DIRECTIONS FOR THIS TASK>
Give the number of lines below with "into" in them, leaving out anything else.
BEGIN
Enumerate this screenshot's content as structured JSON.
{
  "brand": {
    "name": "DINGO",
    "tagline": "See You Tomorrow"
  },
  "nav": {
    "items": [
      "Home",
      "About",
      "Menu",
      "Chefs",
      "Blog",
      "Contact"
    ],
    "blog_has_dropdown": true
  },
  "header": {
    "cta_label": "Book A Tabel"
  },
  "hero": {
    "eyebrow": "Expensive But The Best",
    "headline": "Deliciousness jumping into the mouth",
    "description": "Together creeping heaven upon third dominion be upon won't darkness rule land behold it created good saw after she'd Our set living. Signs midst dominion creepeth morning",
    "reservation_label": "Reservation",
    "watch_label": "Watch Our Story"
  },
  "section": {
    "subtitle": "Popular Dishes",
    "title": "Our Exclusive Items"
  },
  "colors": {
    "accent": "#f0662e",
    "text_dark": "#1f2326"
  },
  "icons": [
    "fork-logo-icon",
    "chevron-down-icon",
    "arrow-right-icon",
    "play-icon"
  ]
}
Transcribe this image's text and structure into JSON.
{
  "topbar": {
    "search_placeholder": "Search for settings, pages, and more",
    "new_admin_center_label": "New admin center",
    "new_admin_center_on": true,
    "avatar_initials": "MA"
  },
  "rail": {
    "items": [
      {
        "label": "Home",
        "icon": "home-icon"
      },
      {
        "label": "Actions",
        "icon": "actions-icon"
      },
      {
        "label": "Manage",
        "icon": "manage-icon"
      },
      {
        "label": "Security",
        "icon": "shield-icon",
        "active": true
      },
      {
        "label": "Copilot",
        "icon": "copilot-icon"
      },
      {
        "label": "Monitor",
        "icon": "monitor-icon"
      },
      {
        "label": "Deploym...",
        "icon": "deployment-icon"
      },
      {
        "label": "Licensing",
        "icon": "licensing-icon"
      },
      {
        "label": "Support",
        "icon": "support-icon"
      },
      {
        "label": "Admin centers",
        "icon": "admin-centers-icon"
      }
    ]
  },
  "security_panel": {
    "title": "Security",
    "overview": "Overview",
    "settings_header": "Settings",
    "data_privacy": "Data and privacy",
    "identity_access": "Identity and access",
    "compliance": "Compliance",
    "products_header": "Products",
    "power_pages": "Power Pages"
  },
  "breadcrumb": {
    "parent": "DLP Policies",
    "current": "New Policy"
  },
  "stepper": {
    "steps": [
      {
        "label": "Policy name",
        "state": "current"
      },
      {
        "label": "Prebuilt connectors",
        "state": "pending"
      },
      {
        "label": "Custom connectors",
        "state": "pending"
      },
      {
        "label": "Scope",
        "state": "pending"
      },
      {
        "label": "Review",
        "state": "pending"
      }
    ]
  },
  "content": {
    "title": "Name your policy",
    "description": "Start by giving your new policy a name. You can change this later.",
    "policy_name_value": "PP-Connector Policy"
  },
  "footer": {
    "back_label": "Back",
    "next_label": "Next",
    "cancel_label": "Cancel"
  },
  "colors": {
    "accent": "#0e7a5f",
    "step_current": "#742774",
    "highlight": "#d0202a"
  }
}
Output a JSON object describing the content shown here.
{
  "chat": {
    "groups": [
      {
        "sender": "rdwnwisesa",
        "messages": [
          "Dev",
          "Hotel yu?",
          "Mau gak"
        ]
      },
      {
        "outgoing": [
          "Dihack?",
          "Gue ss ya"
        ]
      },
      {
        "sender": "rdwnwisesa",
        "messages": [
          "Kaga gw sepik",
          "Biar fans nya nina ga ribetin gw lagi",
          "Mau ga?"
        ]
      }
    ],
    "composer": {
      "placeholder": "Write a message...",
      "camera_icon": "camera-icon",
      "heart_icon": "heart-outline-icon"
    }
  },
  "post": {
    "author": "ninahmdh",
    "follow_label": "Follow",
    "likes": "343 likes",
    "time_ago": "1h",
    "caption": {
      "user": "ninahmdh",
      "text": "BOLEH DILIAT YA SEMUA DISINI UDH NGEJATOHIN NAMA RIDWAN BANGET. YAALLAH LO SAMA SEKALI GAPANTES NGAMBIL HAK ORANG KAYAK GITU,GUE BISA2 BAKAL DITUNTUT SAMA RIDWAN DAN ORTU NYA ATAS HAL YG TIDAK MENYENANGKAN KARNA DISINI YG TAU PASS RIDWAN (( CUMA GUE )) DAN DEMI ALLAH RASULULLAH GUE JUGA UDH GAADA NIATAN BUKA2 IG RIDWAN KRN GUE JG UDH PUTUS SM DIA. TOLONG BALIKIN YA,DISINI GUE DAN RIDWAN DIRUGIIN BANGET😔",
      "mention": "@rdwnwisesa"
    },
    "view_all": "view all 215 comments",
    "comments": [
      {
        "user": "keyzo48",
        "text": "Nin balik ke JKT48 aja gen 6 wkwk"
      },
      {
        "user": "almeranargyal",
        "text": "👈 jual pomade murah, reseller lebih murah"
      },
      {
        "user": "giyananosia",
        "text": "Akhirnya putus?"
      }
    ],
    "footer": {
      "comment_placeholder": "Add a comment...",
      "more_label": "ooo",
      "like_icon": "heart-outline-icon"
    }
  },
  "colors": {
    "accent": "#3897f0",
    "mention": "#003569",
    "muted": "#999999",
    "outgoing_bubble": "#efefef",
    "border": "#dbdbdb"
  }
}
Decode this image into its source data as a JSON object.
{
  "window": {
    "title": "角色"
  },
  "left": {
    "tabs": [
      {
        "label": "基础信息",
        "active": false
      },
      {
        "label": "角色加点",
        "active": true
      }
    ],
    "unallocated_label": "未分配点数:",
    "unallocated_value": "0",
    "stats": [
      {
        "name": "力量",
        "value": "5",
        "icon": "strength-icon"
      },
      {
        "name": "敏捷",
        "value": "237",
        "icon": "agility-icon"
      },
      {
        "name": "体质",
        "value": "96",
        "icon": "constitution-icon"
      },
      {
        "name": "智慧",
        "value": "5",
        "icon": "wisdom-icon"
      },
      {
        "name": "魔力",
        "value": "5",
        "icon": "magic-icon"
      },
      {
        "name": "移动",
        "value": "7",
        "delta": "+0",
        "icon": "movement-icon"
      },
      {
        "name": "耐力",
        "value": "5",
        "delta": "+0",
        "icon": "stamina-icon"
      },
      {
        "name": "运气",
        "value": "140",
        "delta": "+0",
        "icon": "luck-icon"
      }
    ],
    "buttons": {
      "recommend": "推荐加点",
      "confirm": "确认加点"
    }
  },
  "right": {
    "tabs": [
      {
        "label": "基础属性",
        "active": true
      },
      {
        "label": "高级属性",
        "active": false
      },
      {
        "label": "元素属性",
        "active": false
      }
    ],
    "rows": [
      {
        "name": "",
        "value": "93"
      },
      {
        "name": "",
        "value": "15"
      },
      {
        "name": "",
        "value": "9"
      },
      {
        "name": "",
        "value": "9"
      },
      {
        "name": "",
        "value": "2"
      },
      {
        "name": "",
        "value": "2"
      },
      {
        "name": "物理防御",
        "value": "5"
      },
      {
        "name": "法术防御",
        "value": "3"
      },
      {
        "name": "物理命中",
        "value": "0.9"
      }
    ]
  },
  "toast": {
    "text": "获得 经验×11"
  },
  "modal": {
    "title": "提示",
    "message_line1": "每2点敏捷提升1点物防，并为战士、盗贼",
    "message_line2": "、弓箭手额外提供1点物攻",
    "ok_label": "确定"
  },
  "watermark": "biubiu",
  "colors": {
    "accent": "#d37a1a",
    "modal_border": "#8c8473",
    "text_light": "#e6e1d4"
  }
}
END
EXERCISE ANSWER>
3